Malware attacks are increasing every day and, according to Google, as of January 2021, around 800 malware infected sites were detected every week. Every year, millions of malware infections are being detected and the numbers are on the rise. Reports show that over 5.6 billion malware attacks happened in 2020.

Malware is one of the strongest weapons cybercriminals use to steal your personal information without your consent. Malware also can cause harm to a website. Malware is a malicious code that is secretly installed on your website, PC, or laptop without your knowledge. Malware is generally used by criminals online to involve in financial fraud. When it comes to businesses, criminals use malware to steal customer data. Likewise, malware can be used to steal sensitive business information. If your website has been infected, it could harm your reputation and result in you losing your valuable customers.

With millions of malware threats being released every day, you need to always find ways to protect yourself. If you believe your website is infected, you should take steps immediately to verify there is in fact malware on your website before it is too late. There are a lot of reliable tools that will help you to check your website for malware. Read on to know where and how to check your website for malware.

Here is Where You Will Need to Check Your Website for Malware

Cybercriminals focus on three areas to hide malware.

Themes and plugins

Themes and plugins are favorite spots for hackers to hide malware. Inactive and outdated plugins and themes are the places they focus on to install malware. You need to be careful when it comes to your website using outdated plugins and themes. You could be vulnerable to malware attacks, in this case. You should go ahead and remove inactive and outdated themes and plugins. Additionally, you can go for a plugin to remove malware in themes you suspect to be infected.

Core Files

Next comes core files. Attackers choose to hide malware in the core files of websites as this is where they can find outdated installations. They can also hide malware in updated installations. If you happen to visit a website infected by malware, your system is more likely to be infected by malware. This malware could get into your website if you happen to upload files to your website from the infected computer.


Shared hosting is not considered secure as malware can infect all the sites or most of the websites on the hosted server. In this case, it may not be easy to locate the malware as it can be hidden in any location.

Common Signs of Malware

Though you may not be able to quickly find out that your website has been infected, there are a few ways through which you can check your website for malware. Website defacement is one common sign of malware on your website. The following are other signs that your website is infected.

  • Your website might behave abnormally and might crash or freeze often.
  • If you notice a change in your website’s login information and if you had not done it, make sure to check your website for malware.
  • Your search engine rankings could go down if your website has been infected. Check your rankings and your website’s overall health by visiting Google Webmaster Tools.
  • You could also experience a drop in website traffic.
  • Malware could delete or modify your website files. If you spot that something is missing, it could be a sign that your website has been infected.
If you believe your website has been infected by malware, you will need to identify the malware. To do so, you can use a URL scanner. There are URL scanners like VirusTotal and Sucuri SiteCheck that will scan your URL and help you identify if malware has infected your website. If you find out that your site has been infected, you can check the source code of your website first to figure out if there is malicious code.

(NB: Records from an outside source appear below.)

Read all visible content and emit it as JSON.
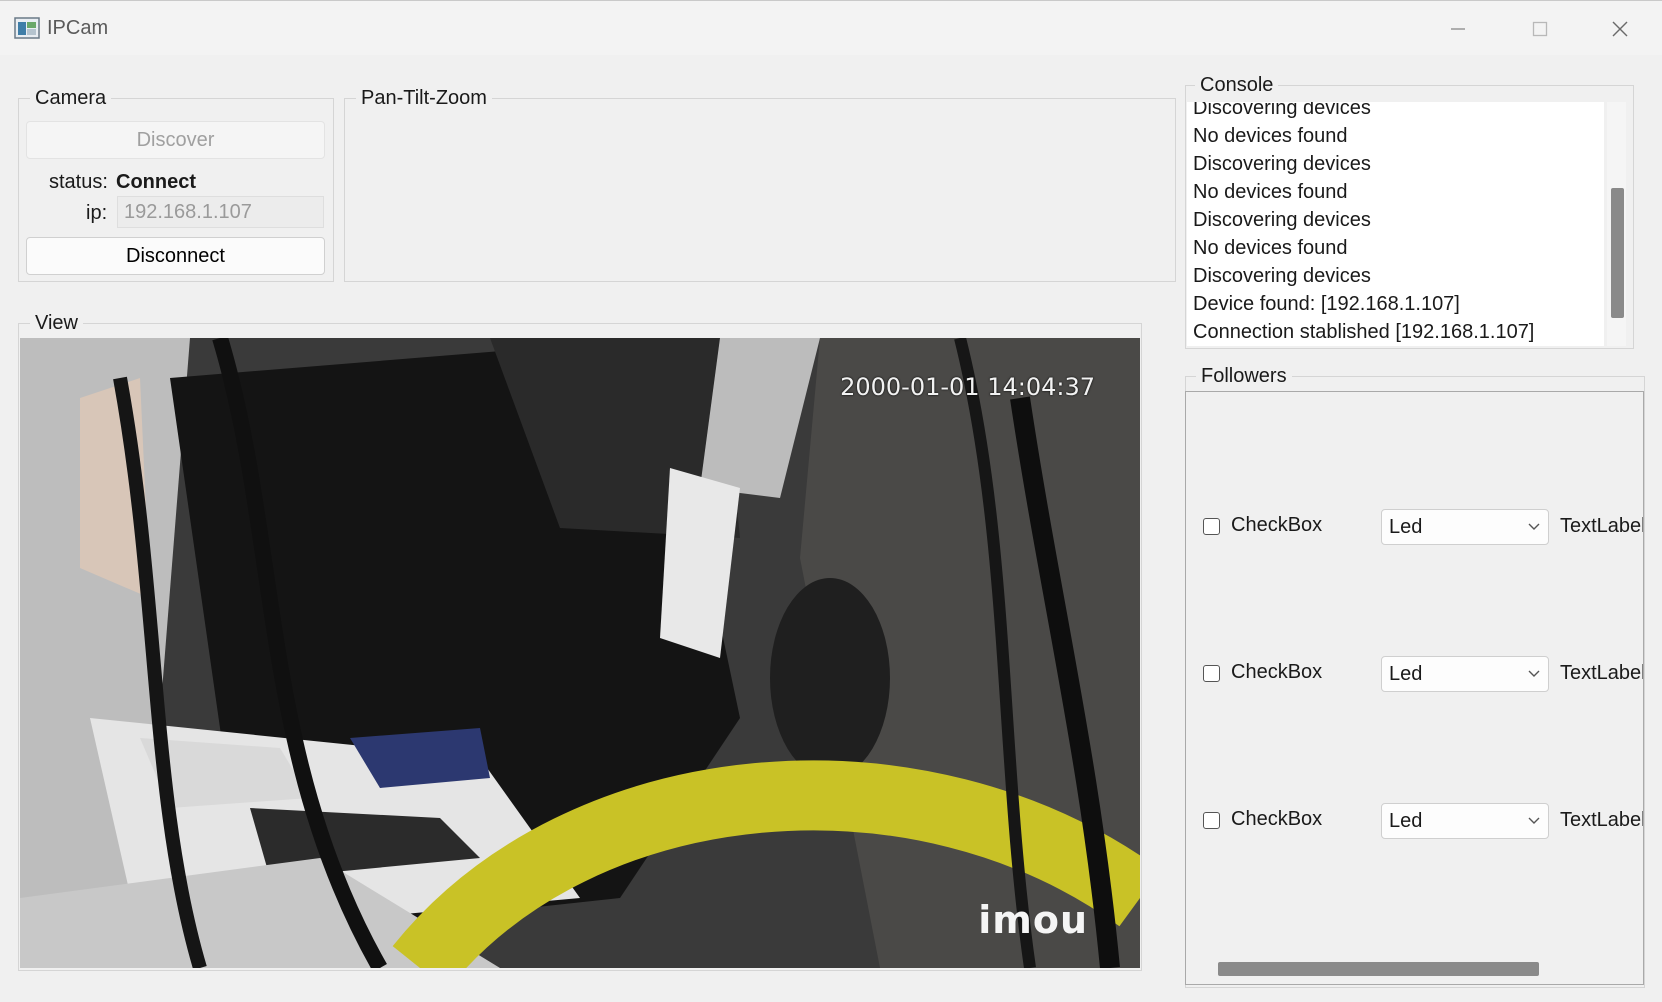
{
  "window": {
    "title": "IPCam"
  },
  "camera": {
    "legend": "Camera",
    "discover_label": "Discover",
    "status_label": "status:",
    "status_value": "Connect",
    "ip_label": "ip:",
    "ip_value": "192.168.1.107",
    "disconnect_label": "Disconnect"
  },
  "ptz": {
    "legend": "Pan-Tilt-Zoom"
  },
  "view": {
    "legend": "View",
    "timestamp": "2000-01-01 14:04:37",
    "watermark": "imou"
  },
  "console": {
    "legend": "Console",
    "lines": [
      "Discovering devices",
      "No devices found",
      "Discovering devices",
      "No devices found",
      "Discovering devices",
      "No devices found",
      "Discovering devices",
      "Device found: [192.168.1.107]",
      "Connection stablished [192.168.1.107]"
    ]
  },
  "followers": {
    "legend": "Followers",
    "rows": [
      {
        "checkbox_label": "CheckBox",
        "combo_value": "Led",
        "text_label": "TextLabel"
      },
      {
        "checkbox_label": "CheckBox",
        "combo_value": "Led",
        "text_label": "TextLabel"
      },
      {
        "checkbox_label": "CheckBox",
        "combo_value": "Led",
        "text_label": "TextLabel"
      }
    ]
  },
  "icons": {
    "app": "app-window-icon",
    "minimize": "minimize-icon",
    "maximize": "maximize-icon",
    "close": "close-icon",
    "combo_arrow": "chevron-down-icon"
  }
}
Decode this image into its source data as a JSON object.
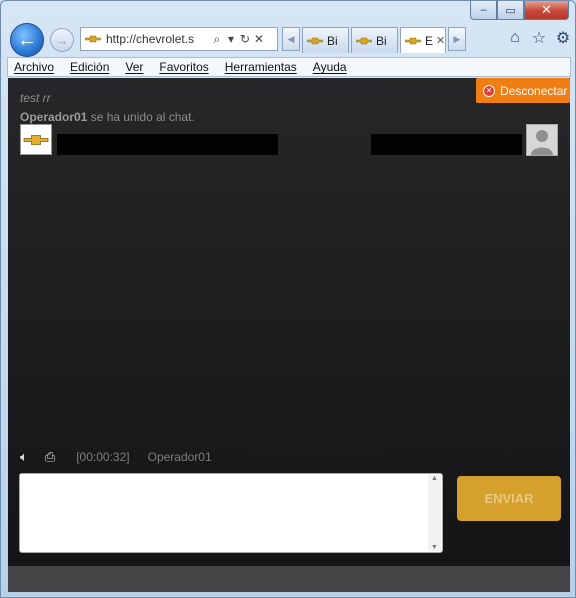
{
  "browser": {
    "caption": {
      "minimize": "–",
      "maximize": "▭",
      "close": "✕"
    },
    "address": {
      "url": "http://chevrolet.s"
    },
    "tabs": [
      {
        "label": "Bi",
        "active": false
      },
      {
        "label": "Bi",
        "active": false
      },
      {
        "label": "E",
        "active": true
      }
    ],
    "menu": [
      "Archivo",
      "Edición",
      "Ver",
      "Favoritos",
      "Herramientas",
      "Ayuda"
    ]
  },
  "chat": {
    "disconnect_label": "Desconectar",
    "title": "test rr",
    "join_operator": "Operador01",
    "join_text": " se ha unido al chat.",
    "timer": "[00:00:32]",
    "operator_name": "Operador01",
    "message_value": "",
    "send_label": "ENVIAR"
  },
  "colors": {
    "accent_orange": "#f07e12",
    "send_gold": "#d5a12c",
    "chat_bg": "#1e1e20"
  }
}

However, to be assured that your website is not infected, you will need to monitor your website often. Likewise, take backups of your website. You can use tools like HostPapa that will automatically back up your website. Even if your website gets infected, taking backups will help you restore your website after the attack.

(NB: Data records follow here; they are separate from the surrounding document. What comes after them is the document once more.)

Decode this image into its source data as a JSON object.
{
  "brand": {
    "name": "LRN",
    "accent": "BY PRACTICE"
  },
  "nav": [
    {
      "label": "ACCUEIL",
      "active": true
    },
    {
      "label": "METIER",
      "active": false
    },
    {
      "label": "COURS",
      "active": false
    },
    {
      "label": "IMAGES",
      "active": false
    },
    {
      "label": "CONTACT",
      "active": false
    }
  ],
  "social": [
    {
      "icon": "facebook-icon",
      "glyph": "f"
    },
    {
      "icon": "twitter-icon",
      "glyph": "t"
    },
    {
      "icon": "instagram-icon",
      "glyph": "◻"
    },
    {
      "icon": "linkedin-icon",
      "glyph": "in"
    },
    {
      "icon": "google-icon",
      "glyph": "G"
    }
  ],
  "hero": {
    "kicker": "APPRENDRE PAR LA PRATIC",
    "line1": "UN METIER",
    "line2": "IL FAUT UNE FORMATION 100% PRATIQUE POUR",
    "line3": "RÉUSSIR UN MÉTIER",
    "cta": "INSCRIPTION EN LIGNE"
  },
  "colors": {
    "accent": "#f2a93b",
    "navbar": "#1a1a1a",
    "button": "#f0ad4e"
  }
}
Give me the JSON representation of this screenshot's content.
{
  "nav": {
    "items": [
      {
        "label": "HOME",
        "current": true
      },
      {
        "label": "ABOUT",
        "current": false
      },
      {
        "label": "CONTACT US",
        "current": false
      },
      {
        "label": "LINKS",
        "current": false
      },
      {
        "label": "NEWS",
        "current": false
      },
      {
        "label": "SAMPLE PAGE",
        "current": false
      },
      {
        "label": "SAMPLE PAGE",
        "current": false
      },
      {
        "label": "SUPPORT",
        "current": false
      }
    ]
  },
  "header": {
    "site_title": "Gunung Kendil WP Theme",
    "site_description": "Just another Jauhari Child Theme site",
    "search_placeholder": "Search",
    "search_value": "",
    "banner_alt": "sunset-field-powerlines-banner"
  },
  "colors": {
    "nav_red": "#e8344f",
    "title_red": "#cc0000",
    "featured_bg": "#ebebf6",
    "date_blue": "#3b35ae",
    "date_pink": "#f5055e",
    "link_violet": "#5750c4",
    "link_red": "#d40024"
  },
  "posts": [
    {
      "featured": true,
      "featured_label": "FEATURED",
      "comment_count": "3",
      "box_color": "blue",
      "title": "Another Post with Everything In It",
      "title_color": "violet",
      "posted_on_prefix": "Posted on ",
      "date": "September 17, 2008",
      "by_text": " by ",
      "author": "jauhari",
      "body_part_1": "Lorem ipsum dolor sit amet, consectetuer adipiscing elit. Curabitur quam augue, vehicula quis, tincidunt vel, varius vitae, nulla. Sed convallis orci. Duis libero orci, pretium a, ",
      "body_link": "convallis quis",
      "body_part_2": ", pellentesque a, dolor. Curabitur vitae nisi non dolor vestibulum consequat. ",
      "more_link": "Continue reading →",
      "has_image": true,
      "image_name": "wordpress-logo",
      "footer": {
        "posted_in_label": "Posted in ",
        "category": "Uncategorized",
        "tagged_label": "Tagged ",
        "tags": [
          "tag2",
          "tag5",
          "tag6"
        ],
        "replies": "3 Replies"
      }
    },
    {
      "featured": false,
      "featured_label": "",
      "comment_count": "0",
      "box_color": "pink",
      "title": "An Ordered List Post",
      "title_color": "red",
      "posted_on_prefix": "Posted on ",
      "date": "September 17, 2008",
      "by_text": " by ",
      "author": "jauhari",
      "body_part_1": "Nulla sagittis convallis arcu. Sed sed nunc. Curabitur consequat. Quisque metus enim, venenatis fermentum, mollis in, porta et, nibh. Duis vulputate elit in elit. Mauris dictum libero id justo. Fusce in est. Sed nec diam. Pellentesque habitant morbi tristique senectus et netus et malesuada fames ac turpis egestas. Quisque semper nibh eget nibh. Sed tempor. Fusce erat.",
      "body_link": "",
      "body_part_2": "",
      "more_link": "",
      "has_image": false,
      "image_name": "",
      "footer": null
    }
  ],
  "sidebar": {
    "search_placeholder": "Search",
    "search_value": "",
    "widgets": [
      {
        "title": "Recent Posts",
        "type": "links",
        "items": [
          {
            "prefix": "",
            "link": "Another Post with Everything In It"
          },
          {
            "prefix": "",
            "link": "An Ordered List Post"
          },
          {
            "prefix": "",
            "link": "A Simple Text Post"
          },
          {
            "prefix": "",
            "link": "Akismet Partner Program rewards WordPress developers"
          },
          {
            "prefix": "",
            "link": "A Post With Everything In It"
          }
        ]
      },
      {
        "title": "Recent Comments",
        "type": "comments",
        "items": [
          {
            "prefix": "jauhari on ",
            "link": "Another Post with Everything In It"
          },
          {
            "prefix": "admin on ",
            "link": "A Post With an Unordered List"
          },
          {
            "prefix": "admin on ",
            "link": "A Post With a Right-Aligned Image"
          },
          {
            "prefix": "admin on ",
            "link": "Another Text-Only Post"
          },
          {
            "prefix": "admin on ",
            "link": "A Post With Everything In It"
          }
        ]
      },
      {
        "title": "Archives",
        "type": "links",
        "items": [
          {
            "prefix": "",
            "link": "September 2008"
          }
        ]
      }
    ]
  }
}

How to Automatically Scan My Website for Malware?

Though you can check your website for malware by looking at the source code or the files, with cybercriminals getting more and more active, it would be a great choice to have a tool to scan your website for malware automatically. High levels of criminal activities are being reported these days, so it is important to make sure you do not become a victim of such crimes.

You can go for an automatic website scanner that will scan your website every day for malware. Similarly, it would be a wise choice to go for a tool that will not just stop with scanning your website but that can also remove the malware if found. Such tools that will automatically scan your website will help you save a lot of time and will also keep your website safe and secure.

Malware infections will not just harm your website but will harm your website visitors, as well. You will lose your Google rankings and your overall reputation. You can prevent all this from happening by making sure your website is safe by using an automatic malware scanner.

Such scanners will scan your website for shell scripts, spam, and backdoor files. The scanner will immediately notify you of the malware soon after it is found. Similarly, it will also automatically remove the malware so that you don’t need to spend time checking your source code or other files.

CodeGuard is one of the security tools that comes with a malware scanner, called MalwareGone, that will scan your website and also help you remove the malware from your website. There are other malware scanners too; you can always do your research before choosing the right one for your website.


With cybercrimes on the rise, it is important to be proactive and make sure your website is secure. Keeping your website free from malware is not just important for the security of your website but for your visitors’ online security, as well.